Mark David-Magat

First day feels

Anxiety goes through the roof when students hear that is time for class to do icebreakers. Several students and teachers believe that icebreakers are not the best way to start a semester. Icebreakers are simple questions asked by teachers to students in order to take off some of the pressure of starting a brand new class.

For returning students, the first day of the semester can be the least stressful day, but for those who hate public speaking, it can be the worst. The first day of class usually goes by quick because students usually just read the syllabus and learn about the professor. The first day of class is pretty much the preview of the class, getting caught off guard with the simple question of “Find someone and tell them one interesting fact about yourself” can cause some students anxiety because they can’t think of what to say, or think that their answer will be judged by others.

“I think icebreakers, as they are commonly done, are inauthentic, and students kind of sit there, and there is an awkwardness about it and I’m seeing heads bobble,” Professor Jarrod Feiner of Skyline’s first year program said concerning why icebreakers might not be the best way to start a semester.

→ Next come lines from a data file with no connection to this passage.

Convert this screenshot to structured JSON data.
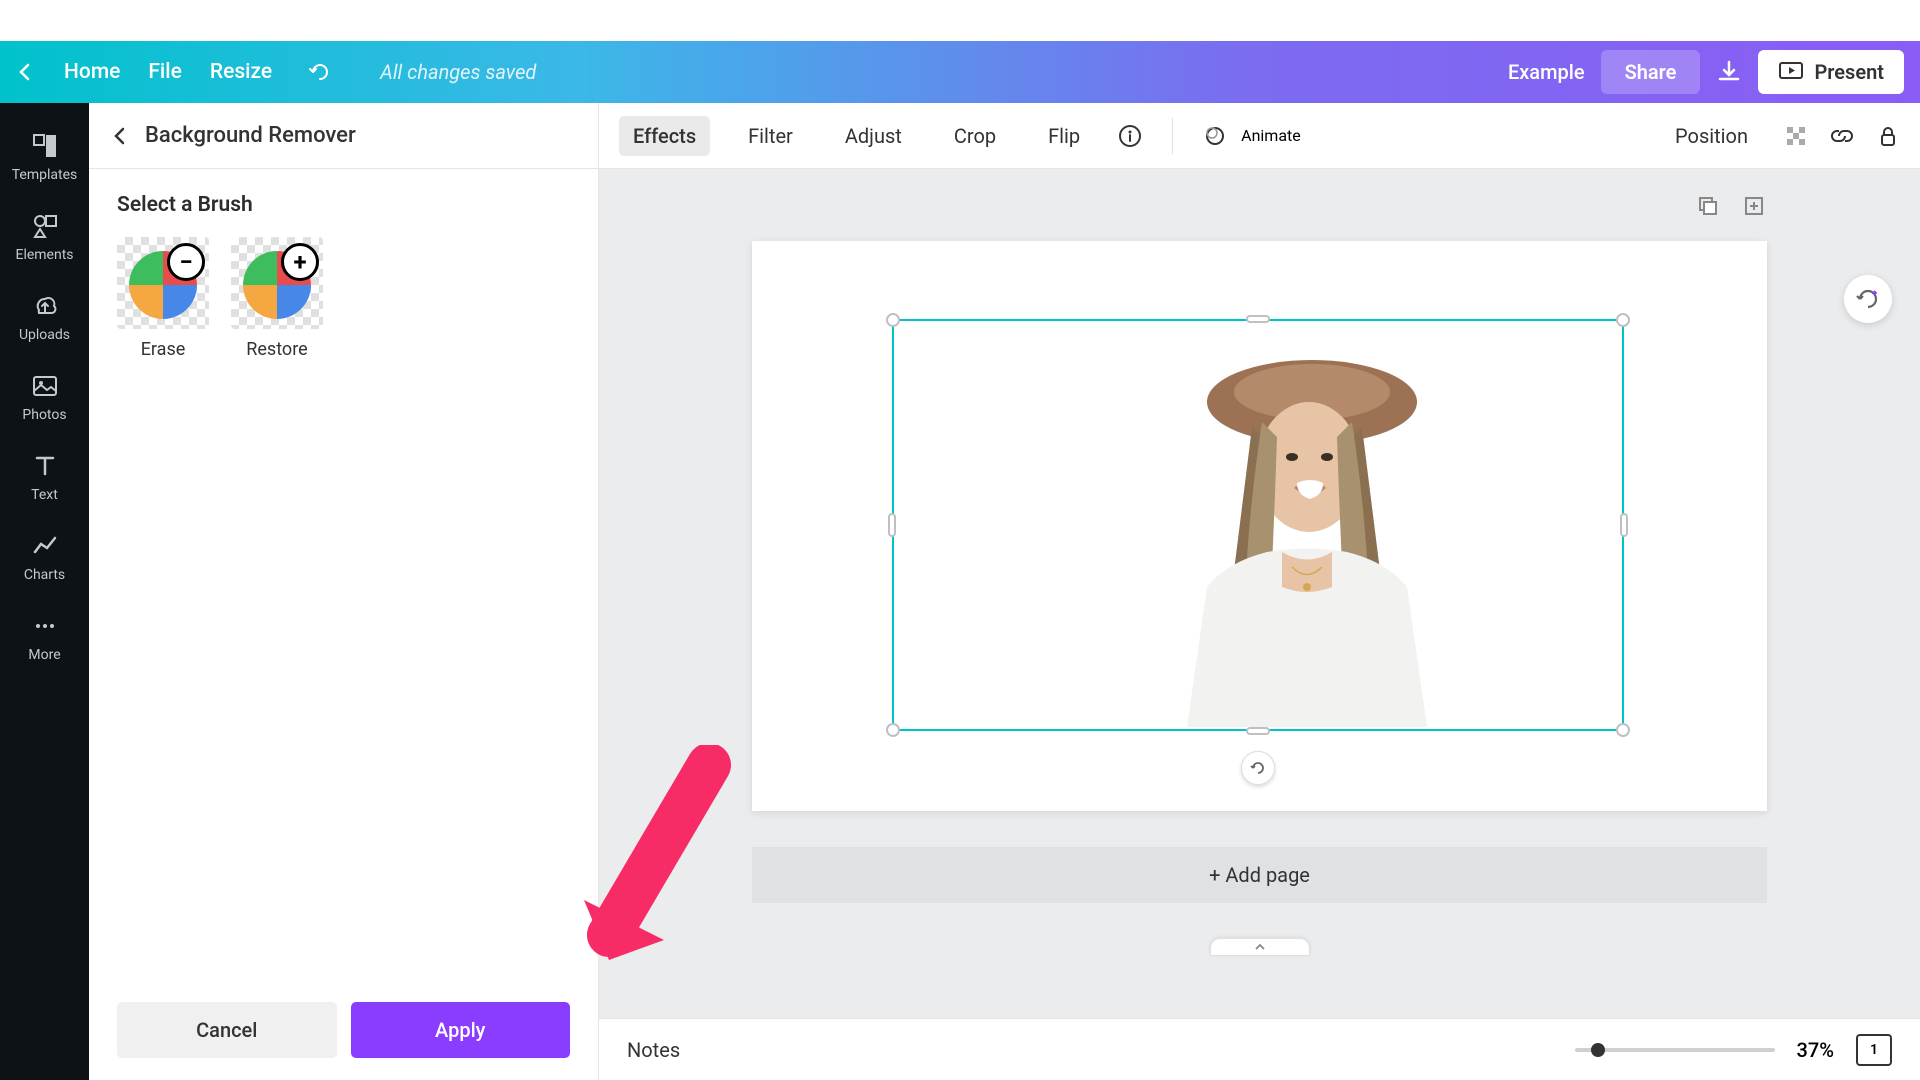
{
  "header": {
    "home": "Home",
    "file": "File",
    "resize": "Resize",
    "save_status": "All changes saved",
    "example": "Example",
    "share": "Share",
    "present": "Present"
  },
  "sidebar": {
    "items": [
      {
        "label": "Templates",
        "icon": "templates"
      },
      {
        "label": "Elements",
        "icon": "elements"
      },
      {
        "label": "Uploads",
        "icon": "uploads"
      },
      {
        "label": "Photos",
        "icon": "photos"
      },
      {
        "label": "Text",
        "icon": "text"
      },
      {
        "label": "Charts",
        "icon": "charts"
      },
      {
        "label": "More",
        "icon": "more"
      }
    ]
  },
  "panel": {
    "title": "Background Remover",
    "section_title": "Select a Brush",
    "brushes": [
      {
        "label": "Erase",
        "symbol": "−"
      },
      {
        "label": "Restore",
        "symbol": "+"
      }
    ],
    "cancel": "Cancel",
    "apply": "Apply"
  },
  "toolbar": {
    "effects": "Effects",
    "filter": "Filter",
    "adjust": "Adjust",
    "crop": "Crop",
    "flip": "Flip",
    "animate": "Animate",
    "position": "Position"
  },
  "canvas": {
    "add_page": "+ Add page"
  },
  "bottom": {
    "notes": "Notes",
    "zoom": "37%",
    "page_count": "1"
  }
}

“I think icebreakers can and should happen in an organic way – we can break the ice, but do something in service of the class… Like tour the campus together, to do something where it helps people know you. There’s a point to it – that they’re learning something, they’re getting there, they’re connecting – that’s important in classroom communities,” Feiner continued.

Forcing students to speak and think of interesting topics on the spot can be nerve-racking, and letting these comfortable moments just happen can really help a nervous student.

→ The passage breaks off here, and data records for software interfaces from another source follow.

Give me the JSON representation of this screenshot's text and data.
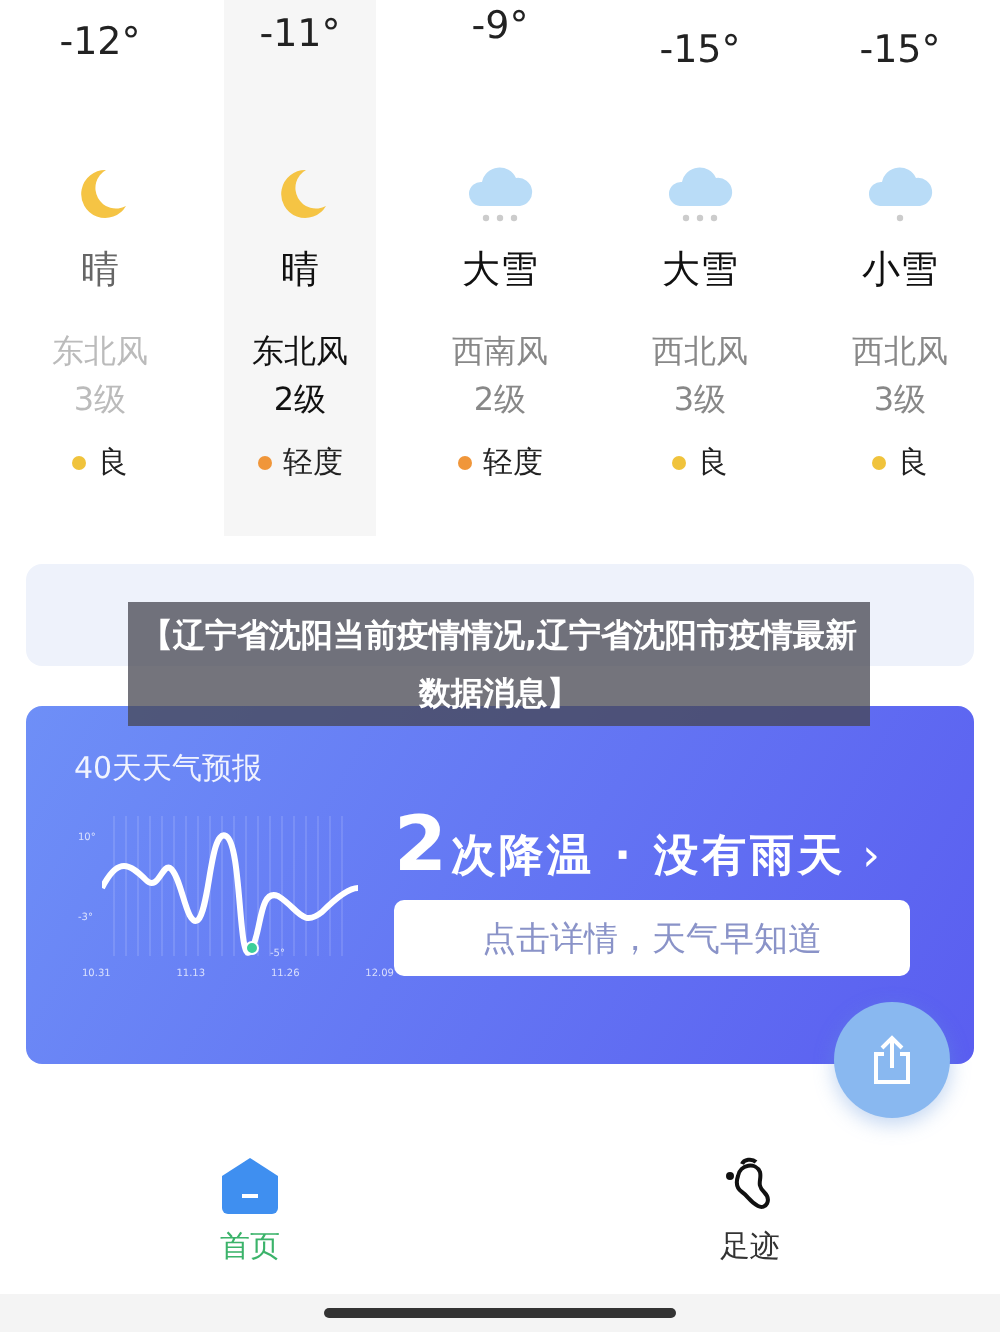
{
  "forecast": [
    {
      "temp": "-12°",
      "kind": "clear",
      "condition": "晴",
      "wind": "东北风",
      "wind_level": "3级",
      "air": "良",
      "color": "#f0c33c",
      "past": true,
      "selected": false
    },
    {
      "temp": "-11°",
      "kind": "clear",
      "condition": "晴",
      "wind": "东北风",
      "wind_level": "2级",
      "air": "轻度",
      "color": "#f0963a",
      "past": false,
      "selected": true
    },
    {
      "temp": "-9°",
      "kind": "heavy-snow",
      "condition": "大雪",
      "wind": "西南风",
      "wind_level": "2级",
      "air": "轻度",
      "color": "#f0963a",
      "past": false,
      "selected": false
    },
    {
      "temp": "-15°",
      "kind": "heavy-snow",
      "condition": "大雪",
      "wind": "西北风",
      "wind_level": "3级",
      "air": "良",
      "color": "#f0c33c",
      "past": false,
      "selected": false
    },
    {
      "temp": "-15°",
      "kind": "light-snow",
      "condition": "小雪",
      "wind": "西北风",
      "wind_level": "3级",
      "air": "良",
      "color": "#f0c33c",
      "past": false,
      "selected": false
    }
  ],
  "banner": {
    "text": "【辽宁省沈阳当前疫情情况,辽宁省沈阳市疫情最新数据消息】"
  },
  "trend_card": {
    "title": "40天天气预报",
    "y_labels": [
      "10°",
      "-3°",
      "-5°"
    ],
    "x_labels": [
      "10.31",
      "11.13",
      "11.26",
      "12.09"
    ],
    "headline_number": "2",
    "headline": "次降温 · 没有雨天",
    "chevron": "›",
    "button": "点击详情，天气早知道"
  },
  "tabs": [
    {
      "label": "首页",
      "selected": true
    },
    {
      "label": "足迹",
      "selected": false
    }
  ]
}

“There’s other ways to do it, other than the way that they’re done, and I just don’t like those at all when I’m in meetings – I will audibly groan because it (icebreakers) is like busy work. And it’s just – I get the point, but you can do it in a way where it’s gonna benefit the class, where they’re learning something out of it,” said Feiner.

Feiner concluded by saying that even though his time of being a student has passed, the dread surrounding icebreakers still follows him today. It is not only something that takes place in a classroom environment – it can happen anywhere.

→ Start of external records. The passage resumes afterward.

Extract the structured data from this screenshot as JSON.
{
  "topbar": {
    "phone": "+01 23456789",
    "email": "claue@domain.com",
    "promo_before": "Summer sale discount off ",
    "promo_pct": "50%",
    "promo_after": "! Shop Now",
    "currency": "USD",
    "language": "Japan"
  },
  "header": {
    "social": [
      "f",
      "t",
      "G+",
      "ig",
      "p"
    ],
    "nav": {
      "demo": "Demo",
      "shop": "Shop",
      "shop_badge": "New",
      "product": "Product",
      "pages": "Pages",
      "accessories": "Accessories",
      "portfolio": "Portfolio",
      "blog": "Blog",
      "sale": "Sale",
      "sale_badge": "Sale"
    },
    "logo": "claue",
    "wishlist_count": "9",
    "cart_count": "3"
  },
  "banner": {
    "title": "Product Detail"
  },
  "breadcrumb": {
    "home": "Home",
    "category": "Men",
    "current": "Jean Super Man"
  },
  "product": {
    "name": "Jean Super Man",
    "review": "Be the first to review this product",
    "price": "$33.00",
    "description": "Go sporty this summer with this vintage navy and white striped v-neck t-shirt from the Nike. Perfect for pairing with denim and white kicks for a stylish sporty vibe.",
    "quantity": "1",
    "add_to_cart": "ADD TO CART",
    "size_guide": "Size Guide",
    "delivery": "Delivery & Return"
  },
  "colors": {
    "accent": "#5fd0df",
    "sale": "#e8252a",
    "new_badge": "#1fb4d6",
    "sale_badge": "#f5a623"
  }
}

“As an introvert, it is really hard on me when I hear those questions where I need to find an interesting fact about myself, and I believe it is not good enough to be shared,” said Jose Gonzalez, who’s currently in his third semester at Skyline. “It does happen on the first week of class, and once it is over with, I forget it ever happens… But that moment just sucks – I just overthink it all.”

Gonzalez feels that forcing to share fun facts will not build new friendships. He believes that the fact that you and your classmates are taking the same class together can slowly create new friendships.

“I feel like it is an age thing, to like it. It totally works for elementary students, but for college kids, you need to do it in an organic way,” said student Miku Mendoza. “I’m all about making friends and whatnot, but I want to do it in a more organic way.”

Teachers do it to ease the pressure of a brand new semester, but most students believe it can add even more pressure to the semester. What students need is a more organic school environment that takes away the stress of the beginning of the semester, not a question forced upon them that many cannot enjoy.